- Overly expands disability protected class – By redefining the term “disability” to simply mean “a mental or physical impairment,” the ADA Restoration Act would change the ADA to cover far more people — virtually the entire workforce.
- Consequently, the legislation would mandate employers to provide accommodations to employees who have minor, even temporary, impairments that do not “substantially” affect one’s daily life, such as minor headaches, skin irritations or small scars.
- Excludes consideration of reasonable mitigating measures — In determining whether an individual is covered under the ADA, the legislation would forbid employers from considering the effects of medication or other mitigating measures (such as eyeglasses for near-sighted vision) that an individual uses to manage his or her impairment. This change would effectively strike the ADA’s requirement that an impairment must substantially limit an individual in performing daily activities.
- Transfers burden of proof to employers — Importantly, the ADA Restoration Act would take the unprecedented step in employment law of shifting the burden of proof in disability discrimination cases to the employer from the employee. Under current law, employers can establish job qualifications and, if an employee requests accommodation, will enter into an interactive process to see if an accommodation can and should be made. The ADA Restoration Act, however, would make the issue of job qualification an affirmative defense for employers. As a result, the bill would ultimately force everyday management decisions into litigation.

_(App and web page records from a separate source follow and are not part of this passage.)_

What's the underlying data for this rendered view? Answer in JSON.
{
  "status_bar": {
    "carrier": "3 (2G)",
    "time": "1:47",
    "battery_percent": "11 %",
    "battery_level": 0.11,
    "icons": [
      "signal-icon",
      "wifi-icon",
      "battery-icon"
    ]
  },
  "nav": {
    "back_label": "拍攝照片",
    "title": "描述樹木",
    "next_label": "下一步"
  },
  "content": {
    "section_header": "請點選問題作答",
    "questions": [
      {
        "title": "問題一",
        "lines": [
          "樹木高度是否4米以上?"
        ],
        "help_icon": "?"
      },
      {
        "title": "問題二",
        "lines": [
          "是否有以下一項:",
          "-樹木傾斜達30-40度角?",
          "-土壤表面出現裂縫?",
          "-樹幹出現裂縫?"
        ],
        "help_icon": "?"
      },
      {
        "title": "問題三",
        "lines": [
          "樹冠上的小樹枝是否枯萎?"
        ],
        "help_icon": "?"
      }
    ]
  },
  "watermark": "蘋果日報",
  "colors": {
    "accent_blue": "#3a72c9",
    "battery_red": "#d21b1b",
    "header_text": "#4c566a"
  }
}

My two cents:
There have been some cases in which the definition of “disability” has been construed too narrowly, preventing individuals with quite substantial impairments from having their day in court.
But the definition as it now stands is a sound one, and the Supreme Court cases were correctly decided under this definition.
The problem has largely been one of bad lawyering. It has taken too long for lawyers representing plaintiffs in disability cases to learn that the threshold issue of meeting the definition of “disability” is absolutely critical, and requires extensive factual development, often with multiple expert witnesses.
SHRM’s position is excessively alarmist — although I agree the proposed law is unnecessary and I oppose it without qualification.
Here’s what I would expect with the proposed changes to the ADA:
- The sky will not fall on employers if we get a Democratic takeover that passes the proposed legislation (at least as described above; I haven’t read the bill).
- I think courts would still reach the right result on the type of trivial cases SHRM points to, perhaps by construing requested accommodations in such cases as not “reasonable.”
- But vastly more people would be within the “protected class” of individuals with disabilities, so increased litigation would be a given, including not only accommodation cases, but also ordinary disability discrimination claims (e.g., discharges allegedly due to trivial impairments). Even if employers would fare relatively well, litigation costs would rise. This is a legitimate concern.
- Conservative practices that give most employees benefit of the doubt on borderline “disability” situations and focus on possible accommodations will always make sense and reduce exposure, with or without the proposed changes. They are not only wise legally, but also smart use of human capital. Even under current law, assuming that a questionable claim of “disability” is invalid and therefore failing to consider what may be a relatively-easily satisfied accommodation request is foolish and may squander valuable human capital.
- The burden of proof issue is unpersuasive to me. Though I’m sure some lawyers would disagree, I see burden of proof as affecting only relatively few very close cases. A good defense wins whether or not the defendant has the burden.
Congress would do much better to increase the funding of the EEOC, so its lawyers could litigate more disability cases. EEOC lawyers would likely not make the rookie mistakes I have seen time and again in poorly presented cases in which individuals lost due to failure to satisfy the court on meeting the definition of “disability.”
Photo credit: toaly via flickr